*Your task*. Copy the listing that follows, line for line, without a single difference.

*Source data*.
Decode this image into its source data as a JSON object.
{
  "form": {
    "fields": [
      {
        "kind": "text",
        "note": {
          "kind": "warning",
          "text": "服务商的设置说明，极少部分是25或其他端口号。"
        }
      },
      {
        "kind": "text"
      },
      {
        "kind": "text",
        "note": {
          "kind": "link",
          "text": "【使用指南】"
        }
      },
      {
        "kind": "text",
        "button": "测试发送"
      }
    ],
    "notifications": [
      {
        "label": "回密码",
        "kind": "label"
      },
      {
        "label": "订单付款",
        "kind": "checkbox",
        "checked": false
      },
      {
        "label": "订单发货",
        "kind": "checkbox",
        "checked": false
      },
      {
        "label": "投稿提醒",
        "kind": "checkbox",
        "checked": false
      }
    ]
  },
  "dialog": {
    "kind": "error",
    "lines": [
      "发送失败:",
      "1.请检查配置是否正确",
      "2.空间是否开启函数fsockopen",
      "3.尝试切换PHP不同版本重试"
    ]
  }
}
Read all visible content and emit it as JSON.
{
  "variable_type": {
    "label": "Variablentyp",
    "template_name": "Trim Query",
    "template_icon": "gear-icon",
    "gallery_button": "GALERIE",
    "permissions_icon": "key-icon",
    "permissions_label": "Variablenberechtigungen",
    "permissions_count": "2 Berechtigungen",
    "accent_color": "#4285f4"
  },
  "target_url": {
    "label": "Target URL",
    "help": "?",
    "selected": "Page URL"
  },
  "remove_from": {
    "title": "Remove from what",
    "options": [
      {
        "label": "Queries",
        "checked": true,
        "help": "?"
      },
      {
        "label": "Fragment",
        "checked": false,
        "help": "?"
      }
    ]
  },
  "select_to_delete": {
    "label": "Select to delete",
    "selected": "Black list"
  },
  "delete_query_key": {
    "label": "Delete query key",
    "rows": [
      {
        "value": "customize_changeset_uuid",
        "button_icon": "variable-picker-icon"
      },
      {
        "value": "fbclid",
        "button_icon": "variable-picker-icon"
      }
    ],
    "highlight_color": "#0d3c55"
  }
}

*Solution to this task*.
Decode this image into its source data as a JSON object.
{
  "form": {
    "fields": [
      {
        "kind": "text",
        "note": {
          "kind": "warning",
          "text": "服务商的设置说明，极少部分是25或其他端口号。"
        }
      },
      {
        "kind": "text"
      },
      {
        "kind": "text",
        "note": {
          "kind": "link",
          "text": "【使用指南】"
        }
      },
      {
        "kind": "text",
        "button": "测试发送"
      }
    ],
    "notifications": [
      {
        "label": "回密码",
        "kind": "label"
      },
      {
        "label": "订单付款",
        "kind": "checkbox",
        "checked": false
      },
      {
        "label": "订单发货",
        "kind": "checkbox",
        "checked": false
      },
      {
        "label": "投稿提醒",
        "kind": "checkbox",
        "checked": false
      }
    ]
  },
  "dialog": {
    "kind": "error",
    "lines": [
      "发送失败:",
      "1.请检查配置是否正确",
      "2.空间是否开启函数fsockopen",
      "3.尝试切换PHP不同版本重试"
    ]
  }
}
Read all visible content and emit it as JSON.
{
  "variable_type": {
    "label": "Variablentyp",
    "template_name": "Trim Query",
    "template_icon": "gear-icon",
    "gallery_button": "GALERIE",
    "permissions_icon": "key-icon",
    "permissions_label": "Variablenberechtigungen",
    "permissions_count": "2 Berechtigungen",
    "accent_color": "#4285f4"
  },
  "target_url": {
    "label": "Target URL",
    "help": "?",
    "selected": "Page URL"
  },
  "remove_from": {
    "title": "Remove from what",
    "options": [
      {
        "label": "Queries",
        "checked": true,
        "help": "?"
      },
      {
        "label": "Fragment",
        "checked": false,
        "help": "?"
      }
    ]
  },
  "select_to_delete": {
    "label": "Select to delete",
    "selected": "Black list"
  },
  "delete_query_key": {
    "label": "Delete query key",
    "rows": [
      {
        "value": "customize_changeset_uuid",
        "button_icon": "variable-picker-icon"
      },
      {
        "value": "fbclid",
        "button_icon": "variable-picker-icon"
      }
    ],
    "highlight_color": "#0d3c55"
  }
}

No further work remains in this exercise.